He ended the fifth inning carnage by inducing a force-out to retire the side. He worked a spotless sixth including a strikeout. In the seventh, disaster: an RBI single, a sacrifice fly, a walk, and a 3-run homer. That made it 11-0, Braves, which ended up the final score.

"At first, he seemed like a welcome force of change for a team that had become too comfortable losing," wrote John Harper of the New York Daily News, remembering Harvey's electrifying beginnings, "but as it became clear he wasn't one of the boys, if you will, preferring to hang with [Rangers goalie] Henrik Lundqvist rather than his teammates, it became equally clear that Harvey would never be a leader in the clubhouse. Not when he was all about himself."

Last year, as the Mets' injury-destroyed season wound down, Harvey was murdered en route a 13-1 loss to the Marlins.
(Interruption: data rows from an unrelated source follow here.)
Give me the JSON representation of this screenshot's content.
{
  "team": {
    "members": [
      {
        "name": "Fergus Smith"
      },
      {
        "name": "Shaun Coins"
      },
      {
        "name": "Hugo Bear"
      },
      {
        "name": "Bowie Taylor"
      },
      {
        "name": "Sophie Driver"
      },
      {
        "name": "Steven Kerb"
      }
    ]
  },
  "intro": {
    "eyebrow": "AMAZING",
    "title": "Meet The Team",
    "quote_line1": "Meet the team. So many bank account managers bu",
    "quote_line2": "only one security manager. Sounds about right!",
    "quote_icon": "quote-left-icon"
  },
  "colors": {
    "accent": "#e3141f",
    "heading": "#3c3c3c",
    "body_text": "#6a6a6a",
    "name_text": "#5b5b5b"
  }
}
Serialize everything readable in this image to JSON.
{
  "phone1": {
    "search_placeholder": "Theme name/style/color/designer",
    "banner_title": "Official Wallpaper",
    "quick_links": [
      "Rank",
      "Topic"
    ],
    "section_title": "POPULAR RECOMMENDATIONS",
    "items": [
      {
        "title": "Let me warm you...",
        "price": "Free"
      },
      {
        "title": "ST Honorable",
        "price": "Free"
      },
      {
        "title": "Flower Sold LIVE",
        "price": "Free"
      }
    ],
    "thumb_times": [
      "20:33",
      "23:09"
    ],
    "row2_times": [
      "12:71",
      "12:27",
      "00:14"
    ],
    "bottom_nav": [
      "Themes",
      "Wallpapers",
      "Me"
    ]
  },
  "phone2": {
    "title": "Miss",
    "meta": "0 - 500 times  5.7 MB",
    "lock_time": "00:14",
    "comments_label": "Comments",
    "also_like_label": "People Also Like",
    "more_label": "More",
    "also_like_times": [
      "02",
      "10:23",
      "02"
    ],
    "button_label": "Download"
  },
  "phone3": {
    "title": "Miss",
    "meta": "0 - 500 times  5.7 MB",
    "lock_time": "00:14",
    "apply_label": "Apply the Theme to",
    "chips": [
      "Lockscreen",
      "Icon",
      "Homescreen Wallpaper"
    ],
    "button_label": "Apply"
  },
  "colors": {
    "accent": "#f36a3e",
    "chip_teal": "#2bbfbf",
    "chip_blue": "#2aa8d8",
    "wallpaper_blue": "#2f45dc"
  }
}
After the game, Harvey actually let himself appear human, and even owned his role in the annihilation. "There is nothing to say," he told the writers who'd gathered. "It's terrible, not fun, there is no reason for questions, there are no answers. You are going to write what you are going to write, anyway. Obviously, it's deserved, so whatever you want to write, but there is nothing to say."

That was a lot more mature than saying he didn't effing want to talk to anyone after one of his relief appearances in the last couple of weeks.

Could the self-elevating bravado that many thought pure recklessness really have been this son of his high school baseball coach being, really, too insecure to trust anyone else with himself?

Maybe in his heart of hearts Harvey believed that, rather than teammates being unworthy of him, he was unworthy of his teammates. Maybe he should have shown that side of him more than once. And maybe he's going to learn the hard way at last that one of the loneliest places in the world — whether you're 29, as Harvey is; or, whether you're an old man — is the place to which you fall good and hard, discovering nobody there to empathize, nobody there to offer succor, nobody there to offer a sight toward a better and less self-immolating way.

Maybe, too, those add up to the reasons Harvey decided to reject the minor league trip. Maybe he knew he'd overstayed his welcome with the Mets and could only begin to remake and remodel himself someplace else. There just might be another team willing to take that chance on him. Especially if the Mets end up having to eat most of the rest of Harvey's 2018 salary.

For the sake of what's left of his career, and certainly for the sake of the rest of his life, Harvey has to hope and pray, assuming he does pray, to rediscover the strength he needs to take the same chance. Then, for God's sake, pitch first, party later. And don't be so unwilling or afraid to let others care.

Leave a Comment

Featured Site